[Page and application data records]

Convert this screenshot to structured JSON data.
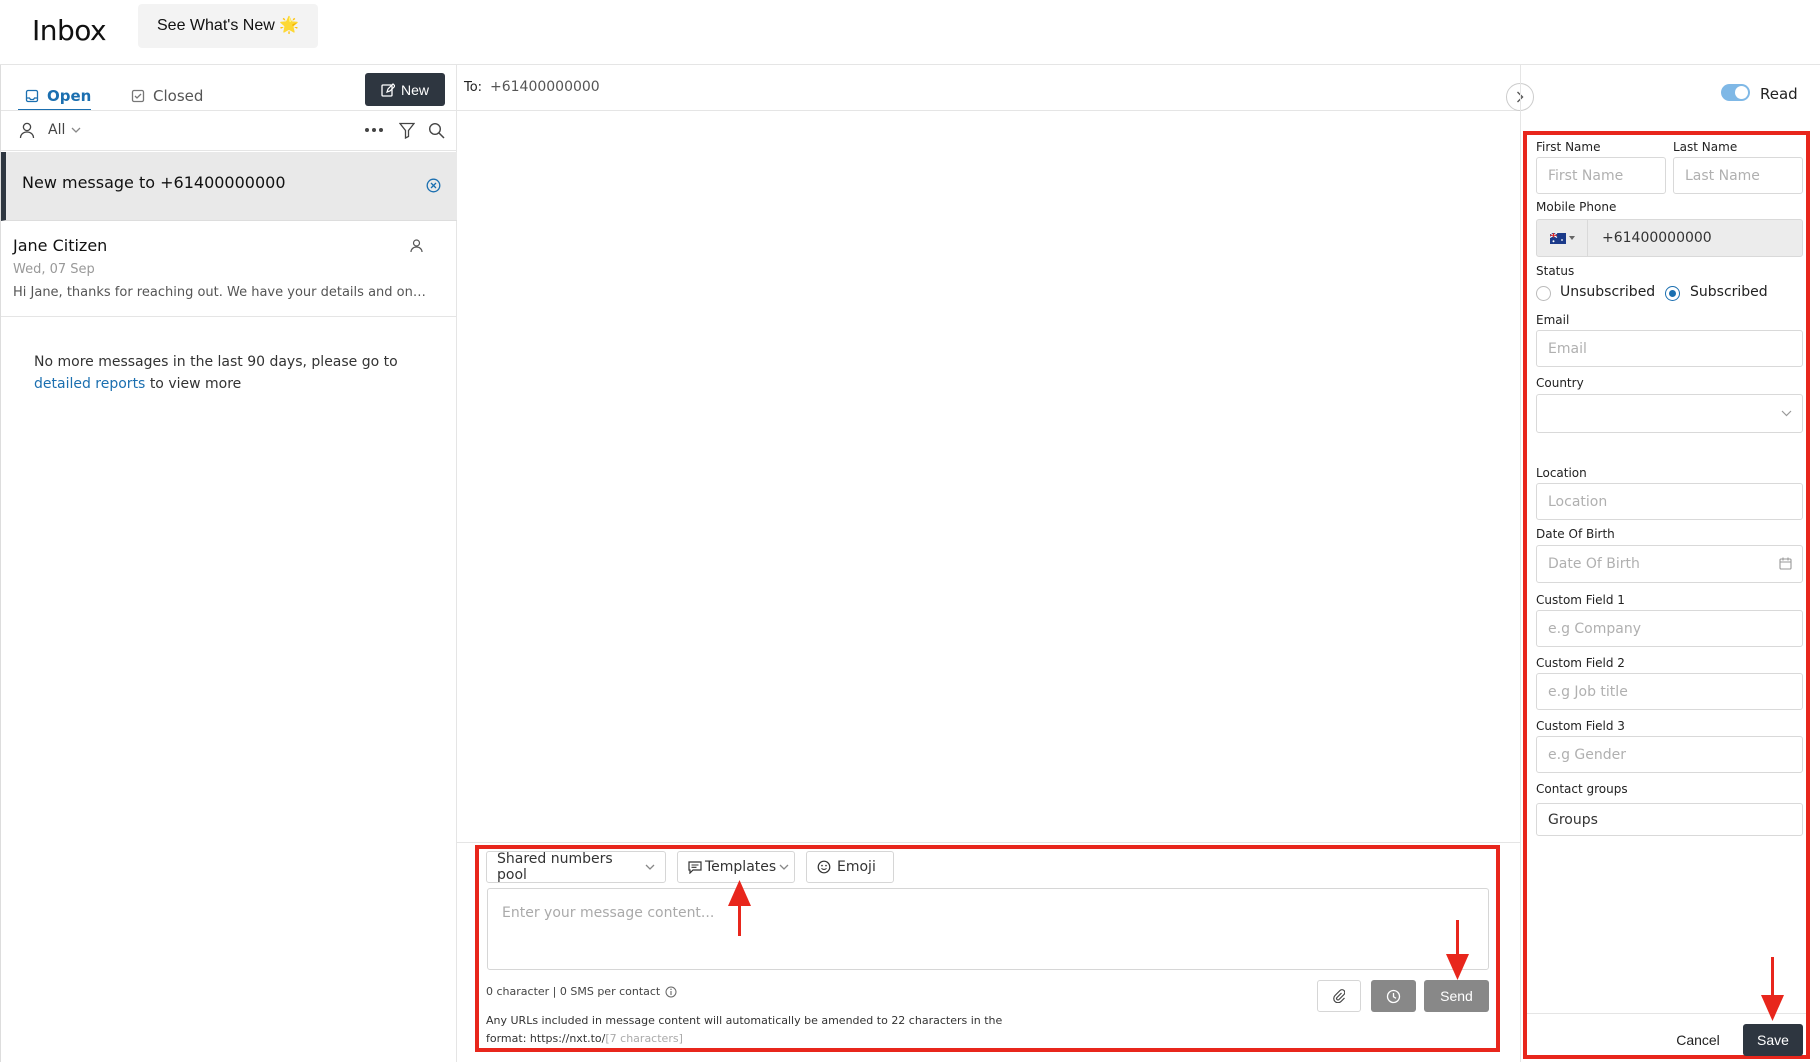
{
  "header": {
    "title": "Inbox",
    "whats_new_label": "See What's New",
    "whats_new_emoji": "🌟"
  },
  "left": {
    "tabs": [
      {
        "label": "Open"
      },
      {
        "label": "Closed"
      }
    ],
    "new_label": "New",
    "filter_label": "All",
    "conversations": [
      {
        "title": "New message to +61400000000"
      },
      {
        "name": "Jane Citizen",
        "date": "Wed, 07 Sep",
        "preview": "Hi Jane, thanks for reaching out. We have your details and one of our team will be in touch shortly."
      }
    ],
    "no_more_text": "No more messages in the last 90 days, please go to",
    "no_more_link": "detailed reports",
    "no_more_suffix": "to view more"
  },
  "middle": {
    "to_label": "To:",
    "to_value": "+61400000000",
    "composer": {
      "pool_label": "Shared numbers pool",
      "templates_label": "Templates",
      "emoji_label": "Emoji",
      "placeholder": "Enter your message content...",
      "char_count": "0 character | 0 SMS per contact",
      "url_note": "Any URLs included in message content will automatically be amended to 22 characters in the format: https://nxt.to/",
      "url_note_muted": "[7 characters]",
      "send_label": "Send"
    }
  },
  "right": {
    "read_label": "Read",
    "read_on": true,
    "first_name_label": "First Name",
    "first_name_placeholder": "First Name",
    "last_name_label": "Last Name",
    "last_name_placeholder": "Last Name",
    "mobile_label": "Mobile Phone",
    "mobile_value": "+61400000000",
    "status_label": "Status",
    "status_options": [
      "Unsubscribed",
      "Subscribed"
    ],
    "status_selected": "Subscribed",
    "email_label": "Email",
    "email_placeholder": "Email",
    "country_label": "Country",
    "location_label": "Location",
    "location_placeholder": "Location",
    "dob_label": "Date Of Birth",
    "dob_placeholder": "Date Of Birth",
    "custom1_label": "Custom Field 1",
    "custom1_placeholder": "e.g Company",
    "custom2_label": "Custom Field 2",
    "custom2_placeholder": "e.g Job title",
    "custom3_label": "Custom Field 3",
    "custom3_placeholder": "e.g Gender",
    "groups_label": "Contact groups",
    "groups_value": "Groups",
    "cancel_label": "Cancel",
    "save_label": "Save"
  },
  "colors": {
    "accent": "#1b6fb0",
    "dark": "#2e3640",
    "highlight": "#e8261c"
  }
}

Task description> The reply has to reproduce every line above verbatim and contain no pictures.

Response box>
Convert this screenshot to structured JSON data.
{
  "header": {
    "title": "Inbox",
    "whats_new_label": "See What's New",
    "whats_new_emoji": "🌟"
  },
  "left": {
    "tabs": [
      {
        "label": "Open"
      },
      {
        "label": "Closed"
      }
    ],
    "new_label": "New",
    "filter_label": "All",
    "conversations": [
      {
        "title": "New message to +61400000000"
      },
      {
        "name": "Jane Citizen",
        "date": "Wed, 07 Sep",
        "preview": "Hi Jane, thanks for reaching out. We have your details and one of our team will be in touch shortly."
      }
    ],
    "no_more_text": "No more messages in the last 90 days, please go to",
    "no_more_link": "detailed reports",
    "no_more_suffix": "to view more"
  },
  "middle": {
    "to_label": "To:",
    "to_value": "+61400000000",
    "composer": {
      "pool_label": "Shared numbers pool",
      "templates_label": "Templates",
      "emoji_label": "Emoji",
      "placeholder": "Enter your message content...",
      "char_count": "0 character | 0 SMS per contact",
      "url_note": "Any URLs included in message content will automatically be amended to 22 characters in the format: https://nxt.to/",
      "url_note_muted": "[7 characters]",
      "send_label": "Send"
    }
  },
  "right": {
    "read_label": "Read",
    "read_on": true,
    "first_name_label": "First Name",
    "first_name_placeholder": "First Name",
    "last_name_label": "Last Name",
    "last_name_placeholder": "Last Name",
    "mobile_label": "Mobile Phone",
    "mobile_value": "+61400000000",
    "status_label": "Status",
    "status_options": [
      "Unsubscribed",
      "Subscribed"
    ],
    "status_selected": "Subscribed",
    "email_label": "Email",
    "email_placeholder": "Email",
    "country_label": "Country",
    "location_label": "Location",
    "location_placeholder": "Location",
    "dob_label": "Date Of Birth",
    "dob_placeholder": "Date Of Birth",
    "custom1_label": "Custom Field 1",
    "custom1_placeholder": "e.g Company",
    "custom2_label": "Custom Field 2",
    "custom2_placeholder": "e.g Job title",
    "custom3_label": "Custom Field 3",
    "custom3_placeholder": "e.g Gender",
    "groups_label": "Contact groups",
    "groups_value": "Groups",
    "cancel_label": "Cancel",
    "save_label": "Save"
  },
  "colors": {
    "accent": "#1b6fb0",
    "dark": "#2e3640",
    "highlight": "#e8261c"
  }
}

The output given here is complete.